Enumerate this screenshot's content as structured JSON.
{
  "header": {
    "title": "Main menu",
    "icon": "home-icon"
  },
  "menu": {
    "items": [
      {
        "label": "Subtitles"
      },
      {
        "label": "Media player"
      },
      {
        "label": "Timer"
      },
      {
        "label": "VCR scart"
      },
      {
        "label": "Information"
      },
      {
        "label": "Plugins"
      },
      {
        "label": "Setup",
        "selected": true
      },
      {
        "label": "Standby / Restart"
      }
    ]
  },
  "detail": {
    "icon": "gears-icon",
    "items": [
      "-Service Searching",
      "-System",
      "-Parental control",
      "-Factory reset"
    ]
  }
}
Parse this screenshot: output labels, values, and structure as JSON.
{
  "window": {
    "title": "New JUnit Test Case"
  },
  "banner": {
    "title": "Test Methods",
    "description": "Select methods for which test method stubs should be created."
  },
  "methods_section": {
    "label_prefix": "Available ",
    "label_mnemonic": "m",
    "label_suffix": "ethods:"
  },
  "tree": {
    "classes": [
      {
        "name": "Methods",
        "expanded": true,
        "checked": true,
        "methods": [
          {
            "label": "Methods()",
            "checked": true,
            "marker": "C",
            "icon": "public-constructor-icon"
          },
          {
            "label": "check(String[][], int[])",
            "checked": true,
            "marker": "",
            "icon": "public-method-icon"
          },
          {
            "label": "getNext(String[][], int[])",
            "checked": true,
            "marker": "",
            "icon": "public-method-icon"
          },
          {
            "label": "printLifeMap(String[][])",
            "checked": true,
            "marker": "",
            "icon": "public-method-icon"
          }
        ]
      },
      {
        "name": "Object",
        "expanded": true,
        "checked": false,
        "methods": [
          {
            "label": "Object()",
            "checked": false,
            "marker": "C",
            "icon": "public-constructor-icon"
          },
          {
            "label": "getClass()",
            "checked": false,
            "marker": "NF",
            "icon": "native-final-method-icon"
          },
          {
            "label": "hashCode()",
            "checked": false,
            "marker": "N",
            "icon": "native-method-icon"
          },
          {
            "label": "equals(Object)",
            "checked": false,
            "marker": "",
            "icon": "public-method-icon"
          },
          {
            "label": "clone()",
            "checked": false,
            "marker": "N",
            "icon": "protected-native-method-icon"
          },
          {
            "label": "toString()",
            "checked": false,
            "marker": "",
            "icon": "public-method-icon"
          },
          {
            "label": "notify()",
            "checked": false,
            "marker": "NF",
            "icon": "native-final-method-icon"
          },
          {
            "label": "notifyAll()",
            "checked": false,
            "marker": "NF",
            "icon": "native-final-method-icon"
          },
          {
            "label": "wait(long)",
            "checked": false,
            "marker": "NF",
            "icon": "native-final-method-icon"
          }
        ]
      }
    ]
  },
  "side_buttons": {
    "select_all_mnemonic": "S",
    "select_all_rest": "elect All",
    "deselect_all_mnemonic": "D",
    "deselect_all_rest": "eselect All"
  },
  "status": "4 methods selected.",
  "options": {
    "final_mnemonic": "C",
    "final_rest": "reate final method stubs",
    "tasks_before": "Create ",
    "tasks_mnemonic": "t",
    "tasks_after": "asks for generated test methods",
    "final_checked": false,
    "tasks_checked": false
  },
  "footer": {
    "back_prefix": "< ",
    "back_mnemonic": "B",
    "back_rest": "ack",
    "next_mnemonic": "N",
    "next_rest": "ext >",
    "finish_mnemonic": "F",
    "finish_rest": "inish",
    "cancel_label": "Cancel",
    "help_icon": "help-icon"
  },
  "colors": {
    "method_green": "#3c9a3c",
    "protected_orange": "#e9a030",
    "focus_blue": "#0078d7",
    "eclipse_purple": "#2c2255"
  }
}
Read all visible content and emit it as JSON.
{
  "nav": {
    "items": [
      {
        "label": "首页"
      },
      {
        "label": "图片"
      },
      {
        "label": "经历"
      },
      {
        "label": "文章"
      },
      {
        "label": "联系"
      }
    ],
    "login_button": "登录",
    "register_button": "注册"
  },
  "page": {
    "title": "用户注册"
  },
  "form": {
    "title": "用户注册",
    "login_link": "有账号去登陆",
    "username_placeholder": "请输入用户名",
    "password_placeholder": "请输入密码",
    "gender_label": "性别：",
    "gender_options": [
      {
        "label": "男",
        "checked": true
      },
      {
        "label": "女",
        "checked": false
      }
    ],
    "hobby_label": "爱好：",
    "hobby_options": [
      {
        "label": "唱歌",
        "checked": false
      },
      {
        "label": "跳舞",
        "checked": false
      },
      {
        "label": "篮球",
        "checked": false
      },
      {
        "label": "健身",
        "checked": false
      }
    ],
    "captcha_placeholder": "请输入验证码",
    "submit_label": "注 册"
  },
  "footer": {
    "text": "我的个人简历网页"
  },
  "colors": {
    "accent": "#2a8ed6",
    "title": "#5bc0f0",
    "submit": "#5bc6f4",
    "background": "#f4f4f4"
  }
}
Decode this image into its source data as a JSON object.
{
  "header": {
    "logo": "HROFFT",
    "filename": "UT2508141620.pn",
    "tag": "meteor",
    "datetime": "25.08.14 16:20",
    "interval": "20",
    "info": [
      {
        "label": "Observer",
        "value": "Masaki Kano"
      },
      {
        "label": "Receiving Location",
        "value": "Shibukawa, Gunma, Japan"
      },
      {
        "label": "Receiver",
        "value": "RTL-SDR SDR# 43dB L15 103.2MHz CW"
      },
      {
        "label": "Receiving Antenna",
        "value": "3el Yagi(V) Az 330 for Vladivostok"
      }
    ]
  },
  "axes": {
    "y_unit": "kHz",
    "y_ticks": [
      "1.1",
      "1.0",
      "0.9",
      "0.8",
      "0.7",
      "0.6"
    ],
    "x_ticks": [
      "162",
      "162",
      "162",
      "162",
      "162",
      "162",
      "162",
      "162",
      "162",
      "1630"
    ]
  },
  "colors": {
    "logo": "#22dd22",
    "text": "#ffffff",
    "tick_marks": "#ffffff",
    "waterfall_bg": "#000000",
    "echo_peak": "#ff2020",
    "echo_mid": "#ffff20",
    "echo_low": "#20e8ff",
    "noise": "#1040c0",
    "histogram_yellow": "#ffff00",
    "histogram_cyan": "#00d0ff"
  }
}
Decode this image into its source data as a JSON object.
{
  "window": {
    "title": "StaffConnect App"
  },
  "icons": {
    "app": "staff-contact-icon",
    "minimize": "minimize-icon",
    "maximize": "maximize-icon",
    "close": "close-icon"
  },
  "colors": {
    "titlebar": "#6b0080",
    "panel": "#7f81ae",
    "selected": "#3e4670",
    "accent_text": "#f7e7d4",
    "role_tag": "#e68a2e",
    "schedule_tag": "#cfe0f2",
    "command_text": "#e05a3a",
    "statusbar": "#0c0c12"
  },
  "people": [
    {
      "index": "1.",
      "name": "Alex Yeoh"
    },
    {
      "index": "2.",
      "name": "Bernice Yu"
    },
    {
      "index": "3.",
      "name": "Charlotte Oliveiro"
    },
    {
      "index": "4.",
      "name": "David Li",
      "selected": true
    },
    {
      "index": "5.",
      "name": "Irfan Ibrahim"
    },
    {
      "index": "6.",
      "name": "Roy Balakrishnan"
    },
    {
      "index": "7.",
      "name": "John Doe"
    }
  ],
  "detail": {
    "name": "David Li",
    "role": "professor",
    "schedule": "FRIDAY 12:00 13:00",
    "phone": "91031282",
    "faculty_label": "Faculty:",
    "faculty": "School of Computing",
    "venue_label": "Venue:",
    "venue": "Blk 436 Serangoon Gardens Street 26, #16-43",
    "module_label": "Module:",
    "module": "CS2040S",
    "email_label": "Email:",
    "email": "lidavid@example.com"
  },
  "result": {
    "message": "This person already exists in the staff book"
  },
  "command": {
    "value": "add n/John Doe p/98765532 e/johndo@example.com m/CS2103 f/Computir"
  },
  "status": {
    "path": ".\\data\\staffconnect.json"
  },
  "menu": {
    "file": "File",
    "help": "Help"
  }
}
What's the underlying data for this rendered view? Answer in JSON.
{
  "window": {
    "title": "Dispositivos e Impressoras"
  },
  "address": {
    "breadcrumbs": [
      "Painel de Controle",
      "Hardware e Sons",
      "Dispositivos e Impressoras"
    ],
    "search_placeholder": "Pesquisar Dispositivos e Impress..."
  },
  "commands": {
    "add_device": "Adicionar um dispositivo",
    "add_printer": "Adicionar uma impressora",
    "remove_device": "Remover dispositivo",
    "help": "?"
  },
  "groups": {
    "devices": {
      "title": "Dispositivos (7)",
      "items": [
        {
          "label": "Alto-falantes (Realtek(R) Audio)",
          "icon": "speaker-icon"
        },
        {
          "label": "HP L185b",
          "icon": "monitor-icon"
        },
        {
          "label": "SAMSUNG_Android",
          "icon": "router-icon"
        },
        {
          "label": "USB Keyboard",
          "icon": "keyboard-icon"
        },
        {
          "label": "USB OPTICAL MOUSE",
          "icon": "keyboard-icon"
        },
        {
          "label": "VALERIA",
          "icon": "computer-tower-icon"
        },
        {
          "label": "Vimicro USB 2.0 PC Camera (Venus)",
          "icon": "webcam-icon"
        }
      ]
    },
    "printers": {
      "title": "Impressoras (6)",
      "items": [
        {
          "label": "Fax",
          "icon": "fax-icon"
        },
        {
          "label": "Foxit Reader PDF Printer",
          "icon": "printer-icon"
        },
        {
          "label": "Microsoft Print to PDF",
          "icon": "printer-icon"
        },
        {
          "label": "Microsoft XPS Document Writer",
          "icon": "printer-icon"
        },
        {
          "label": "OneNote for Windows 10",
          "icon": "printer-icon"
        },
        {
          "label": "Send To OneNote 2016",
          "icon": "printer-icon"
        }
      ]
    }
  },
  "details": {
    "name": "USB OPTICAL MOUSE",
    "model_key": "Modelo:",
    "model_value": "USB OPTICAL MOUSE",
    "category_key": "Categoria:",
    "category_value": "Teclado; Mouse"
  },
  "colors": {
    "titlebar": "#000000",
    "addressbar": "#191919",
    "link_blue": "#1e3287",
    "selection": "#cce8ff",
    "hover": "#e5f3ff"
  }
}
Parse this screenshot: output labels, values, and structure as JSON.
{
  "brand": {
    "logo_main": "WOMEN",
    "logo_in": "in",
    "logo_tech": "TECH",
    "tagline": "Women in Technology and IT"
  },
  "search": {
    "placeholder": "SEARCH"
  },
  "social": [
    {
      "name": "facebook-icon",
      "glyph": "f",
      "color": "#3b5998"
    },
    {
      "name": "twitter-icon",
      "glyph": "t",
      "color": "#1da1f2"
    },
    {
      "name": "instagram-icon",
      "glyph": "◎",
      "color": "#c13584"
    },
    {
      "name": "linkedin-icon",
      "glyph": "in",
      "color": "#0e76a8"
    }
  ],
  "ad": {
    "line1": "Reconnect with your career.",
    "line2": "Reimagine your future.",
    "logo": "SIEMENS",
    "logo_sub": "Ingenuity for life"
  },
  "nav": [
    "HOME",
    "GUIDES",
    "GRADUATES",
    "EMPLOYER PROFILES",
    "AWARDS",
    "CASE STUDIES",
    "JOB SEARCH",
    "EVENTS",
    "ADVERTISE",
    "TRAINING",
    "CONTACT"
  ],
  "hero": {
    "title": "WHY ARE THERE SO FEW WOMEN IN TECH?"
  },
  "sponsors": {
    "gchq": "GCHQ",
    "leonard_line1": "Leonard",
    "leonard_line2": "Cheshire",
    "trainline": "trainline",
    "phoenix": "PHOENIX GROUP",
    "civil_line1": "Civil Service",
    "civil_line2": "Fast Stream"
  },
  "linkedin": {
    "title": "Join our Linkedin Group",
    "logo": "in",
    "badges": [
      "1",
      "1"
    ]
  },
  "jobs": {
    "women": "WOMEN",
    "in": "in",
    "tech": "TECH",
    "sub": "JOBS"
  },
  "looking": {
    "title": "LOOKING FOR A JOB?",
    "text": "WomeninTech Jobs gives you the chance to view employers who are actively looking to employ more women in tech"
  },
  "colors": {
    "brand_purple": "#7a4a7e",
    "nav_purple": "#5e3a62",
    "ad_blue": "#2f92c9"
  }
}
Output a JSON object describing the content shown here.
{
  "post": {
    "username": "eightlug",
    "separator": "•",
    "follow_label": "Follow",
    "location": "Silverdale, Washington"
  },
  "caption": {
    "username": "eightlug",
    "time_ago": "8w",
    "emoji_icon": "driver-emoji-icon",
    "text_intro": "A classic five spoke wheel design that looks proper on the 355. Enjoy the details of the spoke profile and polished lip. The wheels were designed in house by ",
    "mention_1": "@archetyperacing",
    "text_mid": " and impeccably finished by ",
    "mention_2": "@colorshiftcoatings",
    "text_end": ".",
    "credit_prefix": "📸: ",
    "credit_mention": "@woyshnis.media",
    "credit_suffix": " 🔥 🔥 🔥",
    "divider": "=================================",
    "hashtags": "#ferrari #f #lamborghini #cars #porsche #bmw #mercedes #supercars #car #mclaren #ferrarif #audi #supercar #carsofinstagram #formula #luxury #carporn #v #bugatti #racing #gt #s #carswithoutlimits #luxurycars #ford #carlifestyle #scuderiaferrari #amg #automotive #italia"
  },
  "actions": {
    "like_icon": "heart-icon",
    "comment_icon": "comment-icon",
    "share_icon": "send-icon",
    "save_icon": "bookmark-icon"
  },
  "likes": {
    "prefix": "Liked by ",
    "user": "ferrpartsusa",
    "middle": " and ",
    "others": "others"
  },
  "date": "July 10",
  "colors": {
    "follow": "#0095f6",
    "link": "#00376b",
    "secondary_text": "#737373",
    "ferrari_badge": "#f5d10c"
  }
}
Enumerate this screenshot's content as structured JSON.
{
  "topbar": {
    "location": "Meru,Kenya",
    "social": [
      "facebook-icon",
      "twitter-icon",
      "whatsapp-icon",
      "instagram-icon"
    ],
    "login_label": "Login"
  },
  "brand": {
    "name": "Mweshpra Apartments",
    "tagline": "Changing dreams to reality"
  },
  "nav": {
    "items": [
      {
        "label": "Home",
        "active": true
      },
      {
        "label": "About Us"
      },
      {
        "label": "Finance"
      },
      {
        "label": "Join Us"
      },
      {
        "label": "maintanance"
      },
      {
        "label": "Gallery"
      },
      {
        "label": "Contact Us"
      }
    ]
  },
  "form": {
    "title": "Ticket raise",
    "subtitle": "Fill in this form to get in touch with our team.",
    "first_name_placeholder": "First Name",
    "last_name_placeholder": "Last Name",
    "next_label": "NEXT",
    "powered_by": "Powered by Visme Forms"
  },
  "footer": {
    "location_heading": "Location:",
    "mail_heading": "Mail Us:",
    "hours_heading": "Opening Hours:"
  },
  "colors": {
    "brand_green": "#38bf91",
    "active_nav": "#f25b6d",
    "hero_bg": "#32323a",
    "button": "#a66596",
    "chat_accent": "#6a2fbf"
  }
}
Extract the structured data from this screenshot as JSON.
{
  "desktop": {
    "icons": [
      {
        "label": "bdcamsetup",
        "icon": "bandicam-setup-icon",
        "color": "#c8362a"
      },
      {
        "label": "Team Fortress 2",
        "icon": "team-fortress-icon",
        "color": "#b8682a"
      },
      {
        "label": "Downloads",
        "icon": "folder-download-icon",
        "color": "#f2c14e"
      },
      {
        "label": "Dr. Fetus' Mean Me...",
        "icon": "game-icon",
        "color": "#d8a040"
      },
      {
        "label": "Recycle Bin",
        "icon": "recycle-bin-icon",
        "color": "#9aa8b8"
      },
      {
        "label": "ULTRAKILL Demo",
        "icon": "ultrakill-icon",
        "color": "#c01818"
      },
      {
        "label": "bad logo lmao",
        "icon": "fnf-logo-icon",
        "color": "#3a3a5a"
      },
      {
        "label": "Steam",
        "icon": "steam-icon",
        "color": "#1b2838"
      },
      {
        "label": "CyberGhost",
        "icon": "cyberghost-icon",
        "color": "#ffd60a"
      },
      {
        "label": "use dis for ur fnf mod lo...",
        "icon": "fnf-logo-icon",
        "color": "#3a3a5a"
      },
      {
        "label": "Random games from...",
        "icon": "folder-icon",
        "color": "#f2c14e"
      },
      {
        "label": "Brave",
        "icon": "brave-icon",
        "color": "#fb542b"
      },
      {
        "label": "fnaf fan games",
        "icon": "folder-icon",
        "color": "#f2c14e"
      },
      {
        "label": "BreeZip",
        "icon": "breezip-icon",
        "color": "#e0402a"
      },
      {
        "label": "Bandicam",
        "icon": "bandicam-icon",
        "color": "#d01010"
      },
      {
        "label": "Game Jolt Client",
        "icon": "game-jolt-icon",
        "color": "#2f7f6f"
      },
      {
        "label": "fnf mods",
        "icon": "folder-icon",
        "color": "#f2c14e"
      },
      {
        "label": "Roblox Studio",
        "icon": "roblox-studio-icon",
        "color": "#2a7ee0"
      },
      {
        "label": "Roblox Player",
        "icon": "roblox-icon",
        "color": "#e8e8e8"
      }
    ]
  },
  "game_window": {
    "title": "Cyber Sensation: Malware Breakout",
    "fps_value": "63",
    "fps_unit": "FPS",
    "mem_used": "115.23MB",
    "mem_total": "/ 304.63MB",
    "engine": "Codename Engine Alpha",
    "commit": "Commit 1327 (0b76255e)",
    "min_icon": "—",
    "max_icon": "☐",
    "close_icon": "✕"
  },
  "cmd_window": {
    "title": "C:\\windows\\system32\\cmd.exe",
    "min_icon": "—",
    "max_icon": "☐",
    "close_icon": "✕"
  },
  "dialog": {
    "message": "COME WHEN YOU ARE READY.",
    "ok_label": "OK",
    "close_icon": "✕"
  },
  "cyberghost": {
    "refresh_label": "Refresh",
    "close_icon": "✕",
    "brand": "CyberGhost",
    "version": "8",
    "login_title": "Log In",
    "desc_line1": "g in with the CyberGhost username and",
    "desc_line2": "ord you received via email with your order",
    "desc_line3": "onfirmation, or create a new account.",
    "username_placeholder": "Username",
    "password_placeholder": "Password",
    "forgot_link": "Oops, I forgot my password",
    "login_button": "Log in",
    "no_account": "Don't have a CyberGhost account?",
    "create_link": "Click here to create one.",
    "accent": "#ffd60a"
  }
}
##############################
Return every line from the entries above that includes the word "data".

--- THE COMPLETED TASK ---
Decode this image into its source data as a JSON object.
Decode this image into its source data as a JSON object.
    "path": ".\\data\\staffconnect.json"
What's the underlying data for this rendered view? Answer in JSON.
Extract the structured data from this screenshot as JSON.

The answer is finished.